#### [What to work on]
Return every line of the data that contains the string "number".

#### [Records provided]
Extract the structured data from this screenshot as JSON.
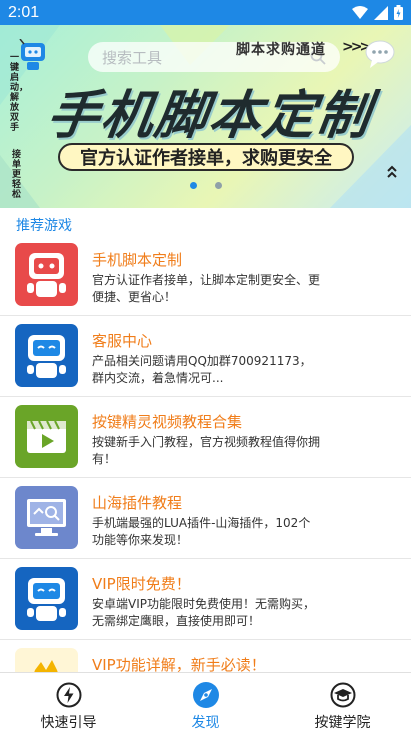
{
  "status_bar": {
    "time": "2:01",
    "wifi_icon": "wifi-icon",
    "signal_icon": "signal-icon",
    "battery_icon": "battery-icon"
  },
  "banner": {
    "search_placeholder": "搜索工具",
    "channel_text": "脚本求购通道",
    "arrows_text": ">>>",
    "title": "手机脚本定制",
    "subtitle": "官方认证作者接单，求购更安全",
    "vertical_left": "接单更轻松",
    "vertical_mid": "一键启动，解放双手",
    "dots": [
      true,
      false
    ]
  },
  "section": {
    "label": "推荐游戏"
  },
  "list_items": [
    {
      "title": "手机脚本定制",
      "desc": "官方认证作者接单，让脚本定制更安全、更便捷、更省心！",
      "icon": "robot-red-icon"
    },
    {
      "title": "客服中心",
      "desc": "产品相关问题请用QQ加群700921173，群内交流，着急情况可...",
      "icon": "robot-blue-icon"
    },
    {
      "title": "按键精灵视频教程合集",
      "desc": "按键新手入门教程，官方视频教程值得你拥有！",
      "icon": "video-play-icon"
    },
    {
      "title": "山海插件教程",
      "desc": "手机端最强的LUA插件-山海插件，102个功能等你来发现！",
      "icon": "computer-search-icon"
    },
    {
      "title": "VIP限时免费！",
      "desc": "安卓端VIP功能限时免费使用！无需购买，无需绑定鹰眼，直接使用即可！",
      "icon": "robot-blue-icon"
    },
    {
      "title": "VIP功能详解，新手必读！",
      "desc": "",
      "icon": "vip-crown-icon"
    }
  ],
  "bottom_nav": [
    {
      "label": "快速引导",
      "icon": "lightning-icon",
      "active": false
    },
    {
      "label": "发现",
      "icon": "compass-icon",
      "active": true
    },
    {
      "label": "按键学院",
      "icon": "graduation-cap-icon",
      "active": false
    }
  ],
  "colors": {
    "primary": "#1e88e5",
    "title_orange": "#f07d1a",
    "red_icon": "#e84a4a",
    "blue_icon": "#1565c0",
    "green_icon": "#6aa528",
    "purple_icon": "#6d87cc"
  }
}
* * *
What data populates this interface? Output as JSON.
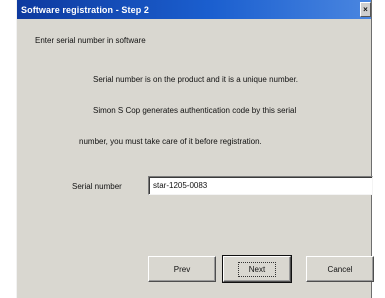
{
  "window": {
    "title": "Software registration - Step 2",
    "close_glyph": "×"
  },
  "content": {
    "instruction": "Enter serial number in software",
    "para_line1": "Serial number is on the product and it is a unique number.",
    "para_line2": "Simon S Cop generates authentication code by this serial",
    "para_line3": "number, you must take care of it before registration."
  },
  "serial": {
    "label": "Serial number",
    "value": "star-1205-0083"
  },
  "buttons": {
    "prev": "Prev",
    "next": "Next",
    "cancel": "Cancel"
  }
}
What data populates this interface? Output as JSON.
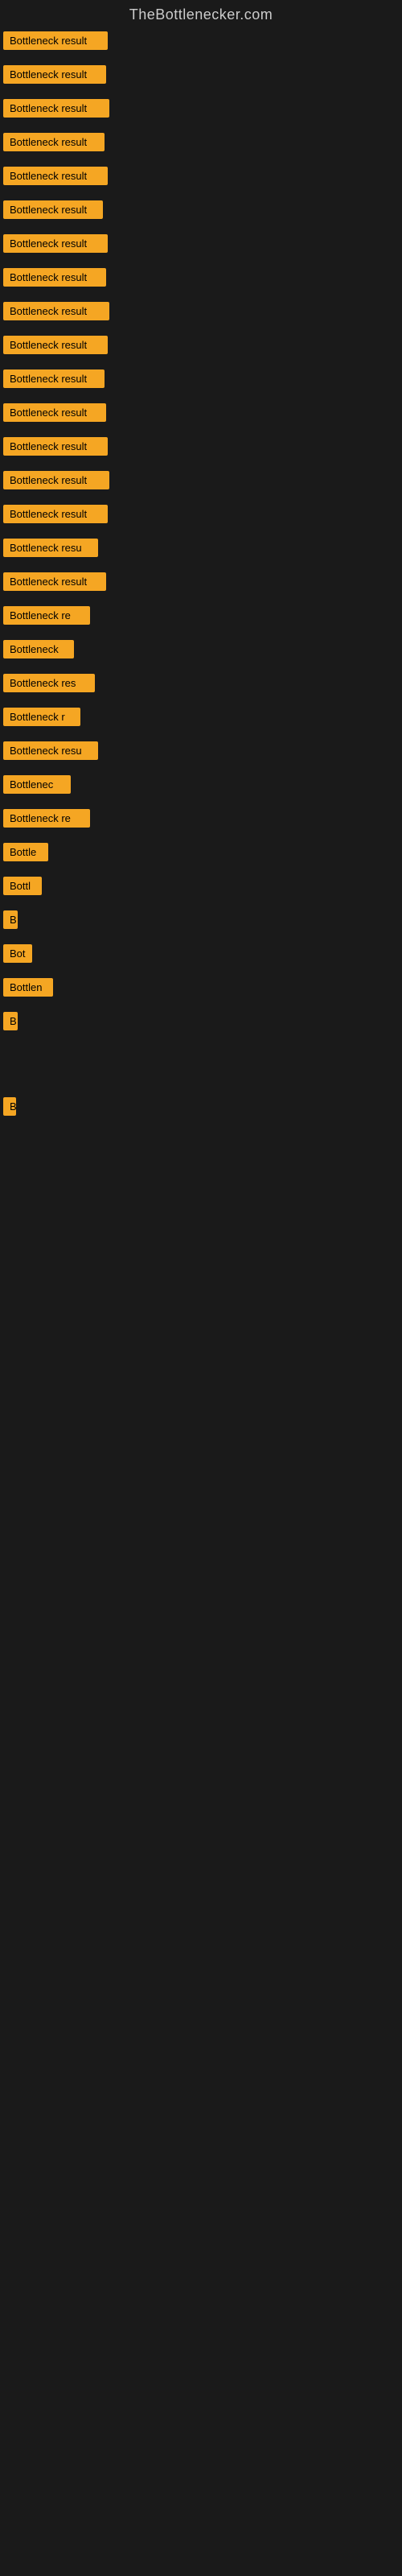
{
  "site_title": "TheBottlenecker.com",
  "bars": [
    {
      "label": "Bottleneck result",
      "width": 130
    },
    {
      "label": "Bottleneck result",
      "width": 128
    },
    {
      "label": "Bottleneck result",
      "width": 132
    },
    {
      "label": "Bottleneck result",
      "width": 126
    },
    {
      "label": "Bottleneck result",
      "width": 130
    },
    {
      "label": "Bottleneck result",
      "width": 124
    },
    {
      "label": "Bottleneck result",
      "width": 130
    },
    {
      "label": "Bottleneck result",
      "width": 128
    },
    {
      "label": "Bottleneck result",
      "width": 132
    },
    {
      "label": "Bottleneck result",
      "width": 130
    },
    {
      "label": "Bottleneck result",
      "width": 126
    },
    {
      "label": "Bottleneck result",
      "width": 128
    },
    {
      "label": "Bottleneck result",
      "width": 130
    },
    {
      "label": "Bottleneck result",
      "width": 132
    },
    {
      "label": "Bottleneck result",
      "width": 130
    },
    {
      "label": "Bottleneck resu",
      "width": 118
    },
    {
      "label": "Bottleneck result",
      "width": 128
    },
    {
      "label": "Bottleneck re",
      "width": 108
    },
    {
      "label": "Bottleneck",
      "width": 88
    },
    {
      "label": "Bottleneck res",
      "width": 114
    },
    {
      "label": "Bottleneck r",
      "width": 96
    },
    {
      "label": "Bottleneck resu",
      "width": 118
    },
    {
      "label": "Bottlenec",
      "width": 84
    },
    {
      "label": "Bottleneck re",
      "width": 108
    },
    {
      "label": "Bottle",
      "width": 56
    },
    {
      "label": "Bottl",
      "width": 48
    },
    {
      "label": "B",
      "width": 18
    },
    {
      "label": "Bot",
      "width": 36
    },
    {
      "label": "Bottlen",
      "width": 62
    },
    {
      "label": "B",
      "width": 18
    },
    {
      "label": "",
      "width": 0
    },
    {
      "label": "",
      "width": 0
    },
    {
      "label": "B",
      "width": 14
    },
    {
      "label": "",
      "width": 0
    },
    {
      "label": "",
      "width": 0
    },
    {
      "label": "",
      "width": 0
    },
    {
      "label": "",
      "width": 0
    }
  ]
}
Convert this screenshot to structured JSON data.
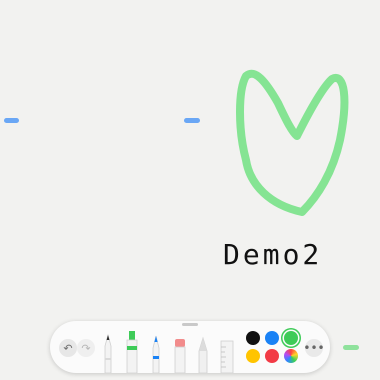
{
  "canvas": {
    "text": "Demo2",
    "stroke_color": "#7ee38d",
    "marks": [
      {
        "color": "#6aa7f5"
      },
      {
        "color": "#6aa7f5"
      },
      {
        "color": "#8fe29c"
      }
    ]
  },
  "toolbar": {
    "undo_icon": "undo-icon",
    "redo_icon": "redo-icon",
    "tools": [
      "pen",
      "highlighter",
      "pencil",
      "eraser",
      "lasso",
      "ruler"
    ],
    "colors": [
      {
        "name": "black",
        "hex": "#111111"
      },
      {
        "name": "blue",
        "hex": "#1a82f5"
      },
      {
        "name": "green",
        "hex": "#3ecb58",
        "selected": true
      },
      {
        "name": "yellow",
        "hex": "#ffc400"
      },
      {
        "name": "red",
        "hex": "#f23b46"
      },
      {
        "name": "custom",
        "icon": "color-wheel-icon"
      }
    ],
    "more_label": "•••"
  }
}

#### [Written answer]
    "instruction": "Enter serial number in software",
    "para_line1": "Serial number is on the product and it is a unique number.",
    "para_line3": "number, you must take care of it before registration."
    "label": "Serial number",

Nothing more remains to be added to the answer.